— WHAT YOU WILL DO —
Pull out every line from the listing that has the word "this".

— DATA EXTRACT —

================

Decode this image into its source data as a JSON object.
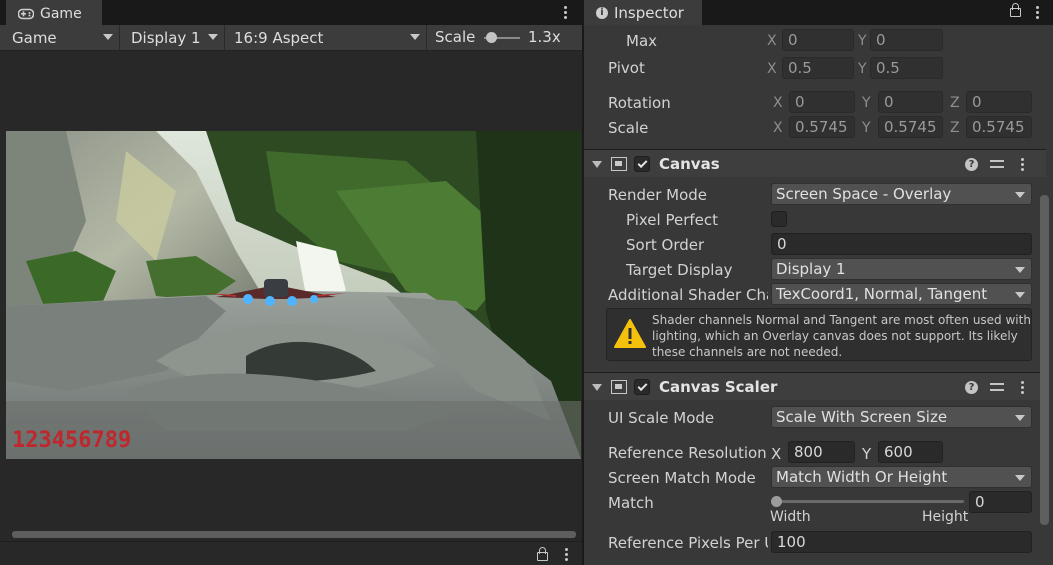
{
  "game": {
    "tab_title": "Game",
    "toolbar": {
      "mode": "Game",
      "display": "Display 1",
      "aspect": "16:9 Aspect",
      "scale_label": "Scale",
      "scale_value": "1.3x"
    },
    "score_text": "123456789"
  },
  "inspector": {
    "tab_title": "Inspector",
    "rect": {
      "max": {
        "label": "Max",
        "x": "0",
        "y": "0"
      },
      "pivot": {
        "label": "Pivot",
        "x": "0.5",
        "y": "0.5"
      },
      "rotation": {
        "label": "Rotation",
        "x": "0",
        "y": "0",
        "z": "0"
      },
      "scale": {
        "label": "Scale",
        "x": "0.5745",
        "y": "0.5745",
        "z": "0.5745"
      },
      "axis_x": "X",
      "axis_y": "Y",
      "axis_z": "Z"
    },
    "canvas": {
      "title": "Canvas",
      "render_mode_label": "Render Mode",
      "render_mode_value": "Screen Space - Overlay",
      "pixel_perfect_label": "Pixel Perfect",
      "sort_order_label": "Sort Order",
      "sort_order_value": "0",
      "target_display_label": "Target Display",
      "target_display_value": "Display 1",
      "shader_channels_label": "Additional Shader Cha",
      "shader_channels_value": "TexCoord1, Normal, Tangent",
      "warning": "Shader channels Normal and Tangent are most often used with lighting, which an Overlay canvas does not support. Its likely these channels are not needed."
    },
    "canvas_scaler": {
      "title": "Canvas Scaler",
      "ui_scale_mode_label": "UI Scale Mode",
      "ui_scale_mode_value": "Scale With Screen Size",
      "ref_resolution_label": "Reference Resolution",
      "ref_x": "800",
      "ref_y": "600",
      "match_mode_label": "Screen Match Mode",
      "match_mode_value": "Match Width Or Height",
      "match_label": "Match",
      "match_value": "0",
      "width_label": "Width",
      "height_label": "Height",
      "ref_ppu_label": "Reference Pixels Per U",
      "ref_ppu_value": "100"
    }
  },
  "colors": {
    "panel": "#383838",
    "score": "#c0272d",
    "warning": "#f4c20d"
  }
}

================

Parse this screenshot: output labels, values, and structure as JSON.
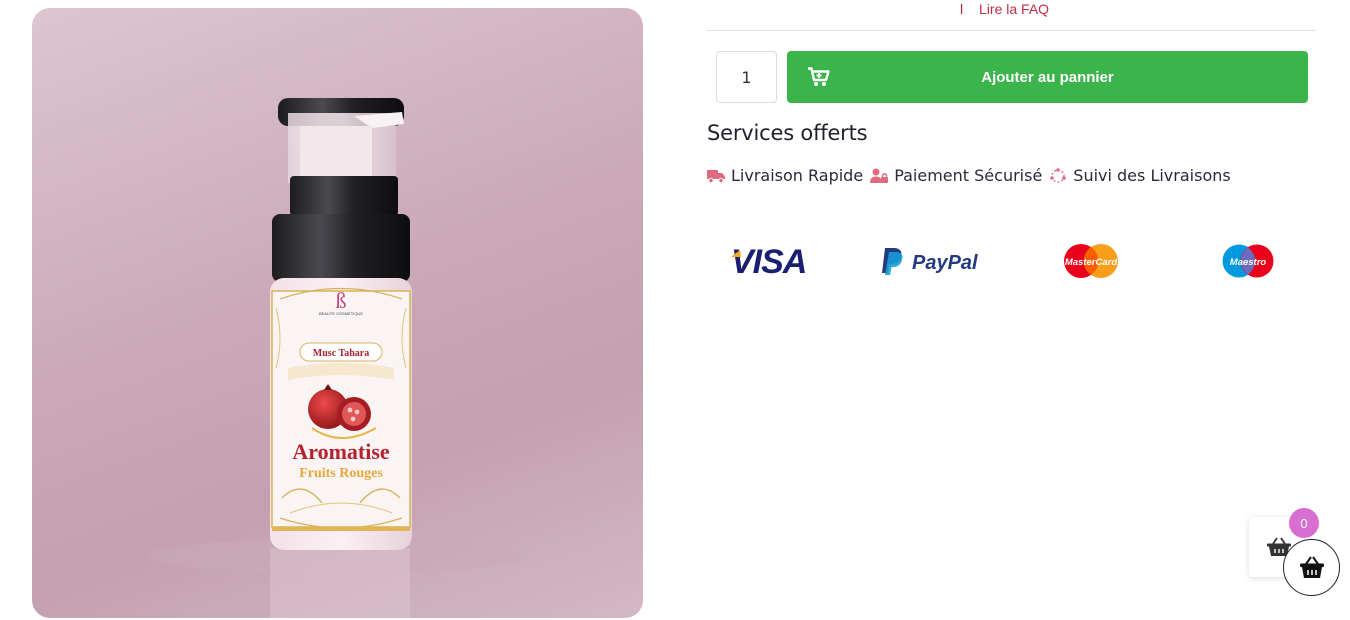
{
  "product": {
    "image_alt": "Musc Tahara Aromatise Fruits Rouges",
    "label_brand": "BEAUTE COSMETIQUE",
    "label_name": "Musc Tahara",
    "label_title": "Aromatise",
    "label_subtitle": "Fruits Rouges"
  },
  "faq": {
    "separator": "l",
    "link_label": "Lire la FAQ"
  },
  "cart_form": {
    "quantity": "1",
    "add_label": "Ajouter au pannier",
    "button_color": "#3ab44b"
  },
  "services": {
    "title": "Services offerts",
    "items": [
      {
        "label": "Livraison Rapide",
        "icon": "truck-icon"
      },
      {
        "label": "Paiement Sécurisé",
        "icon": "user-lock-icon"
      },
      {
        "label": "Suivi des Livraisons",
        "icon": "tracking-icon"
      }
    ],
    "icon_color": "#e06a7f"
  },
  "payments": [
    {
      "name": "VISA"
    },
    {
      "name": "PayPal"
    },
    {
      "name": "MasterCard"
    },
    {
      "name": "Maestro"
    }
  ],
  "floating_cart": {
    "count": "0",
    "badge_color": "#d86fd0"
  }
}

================

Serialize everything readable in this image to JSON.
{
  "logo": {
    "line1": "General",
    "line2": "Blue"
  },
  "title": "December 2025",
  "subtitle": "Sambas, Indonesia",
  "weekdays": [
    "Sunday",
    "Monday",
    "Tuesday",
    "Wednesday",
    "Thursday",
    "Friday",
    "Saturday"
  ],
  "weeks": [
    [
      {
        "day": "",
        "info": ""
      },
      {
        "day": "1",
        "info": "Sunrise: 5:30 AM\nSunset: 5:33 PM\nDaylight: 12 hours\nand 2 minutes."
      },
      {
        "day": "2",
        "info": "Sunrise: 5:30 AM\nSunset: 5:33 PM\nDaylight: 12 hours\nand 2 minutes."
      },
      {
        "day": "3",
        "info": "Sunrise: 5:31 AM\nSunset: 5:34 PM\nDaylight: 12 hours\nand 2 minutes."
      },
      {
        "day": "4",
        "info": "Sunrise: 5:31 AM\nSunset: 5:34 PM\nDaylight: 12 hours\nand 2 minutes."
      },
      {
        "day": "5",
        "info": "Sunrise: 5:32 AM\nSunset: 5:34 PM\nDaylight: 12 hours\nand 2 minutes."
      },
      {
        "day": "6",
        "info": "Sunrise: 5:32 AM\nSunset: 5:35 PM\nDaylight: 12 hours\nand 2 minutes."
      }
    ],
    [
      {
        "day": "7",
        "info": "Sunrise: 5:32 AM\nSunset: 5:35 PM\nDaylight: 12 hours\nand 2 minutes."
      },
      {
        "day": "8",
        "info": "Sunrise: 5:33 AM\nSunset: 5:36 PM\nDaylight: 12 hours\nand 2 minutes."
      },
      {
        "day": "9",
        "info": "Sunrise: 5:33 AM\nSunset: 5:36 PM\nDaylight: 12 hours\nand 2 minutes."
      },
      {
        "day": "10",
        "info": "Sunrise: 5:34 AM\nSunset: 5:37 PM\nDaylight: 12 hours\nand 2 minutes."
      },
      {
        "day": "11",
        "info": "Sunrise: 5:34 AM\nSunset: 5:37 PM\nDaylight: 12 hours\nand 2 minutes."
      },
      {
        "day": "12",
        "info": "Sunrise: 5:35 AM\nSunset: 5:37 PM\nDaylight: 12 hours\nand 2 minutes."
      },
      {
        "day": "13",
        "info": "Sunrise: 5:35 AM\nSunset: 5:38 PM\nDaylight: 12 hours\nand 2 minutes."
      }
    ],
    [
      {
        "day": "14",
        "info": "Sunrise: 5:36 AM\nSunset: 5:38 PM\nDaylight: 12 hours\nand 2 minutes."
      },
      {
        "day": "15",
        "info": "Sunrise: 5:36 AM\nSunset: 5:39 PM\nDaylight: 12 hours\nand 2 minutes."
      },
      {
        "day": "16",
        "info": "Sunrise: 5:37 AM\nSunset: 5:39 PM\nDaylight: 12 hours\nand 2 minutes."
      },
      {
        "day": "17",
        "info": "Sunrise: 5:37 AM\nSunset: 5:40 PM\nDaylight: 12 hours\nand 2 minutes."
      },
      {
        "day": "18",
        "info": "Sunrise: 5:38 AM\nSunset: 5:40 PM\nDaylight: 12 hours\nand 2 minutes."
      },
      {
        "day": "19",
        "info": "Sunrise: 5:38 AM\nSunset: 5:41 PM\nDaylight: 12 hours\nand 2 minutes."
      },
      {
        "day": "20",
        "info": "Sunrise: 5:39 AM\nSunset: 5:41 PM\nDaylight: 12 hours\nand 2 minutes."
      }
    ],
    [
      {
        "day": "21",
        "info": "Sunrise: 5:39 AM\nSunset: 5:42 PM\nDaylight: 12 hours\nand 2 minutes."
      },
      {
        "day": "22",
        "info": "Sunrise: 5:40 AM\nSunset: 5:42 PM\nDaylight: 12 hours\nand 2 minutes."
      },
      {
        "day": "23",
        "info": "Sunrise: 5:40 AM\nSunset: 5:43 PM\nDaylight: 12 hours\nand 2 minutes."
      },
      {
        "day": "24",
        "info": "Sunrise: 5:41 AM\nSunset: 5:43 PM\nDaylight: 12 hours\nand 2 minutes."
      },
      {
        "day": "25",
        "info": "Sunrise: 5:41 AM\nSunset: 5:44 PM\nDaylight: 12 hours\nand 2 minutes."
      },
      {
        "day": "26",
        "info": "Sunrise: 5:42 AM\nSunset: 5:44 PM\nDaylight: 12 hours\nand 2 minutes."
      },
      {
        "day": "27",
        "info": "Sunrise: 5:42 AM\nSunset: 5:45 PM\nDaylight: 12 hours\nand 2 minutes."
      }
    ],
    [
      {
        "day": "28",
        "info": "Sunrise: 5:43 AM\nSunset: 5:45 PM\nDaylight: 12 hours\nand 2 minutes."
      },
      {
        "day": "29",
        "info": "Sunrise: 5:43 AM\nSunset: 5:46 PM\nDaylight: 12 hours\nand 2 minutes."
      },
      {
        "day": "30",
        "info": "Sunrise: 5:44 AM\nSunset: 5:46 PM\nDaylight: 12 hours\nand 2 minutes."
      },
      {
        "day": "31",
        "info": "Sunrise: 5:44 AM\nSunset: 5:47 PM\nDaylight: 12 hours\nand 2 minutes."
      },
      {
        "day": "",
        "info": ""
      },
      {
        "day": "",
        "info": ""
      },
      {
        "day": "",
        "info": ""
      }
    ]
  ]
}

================

— REPLY —
Decode this image into its source data as a JSON object.
Parse this screenshot: output labels, values, and structure as JSON.
Serialize everything readable in this image to JSON.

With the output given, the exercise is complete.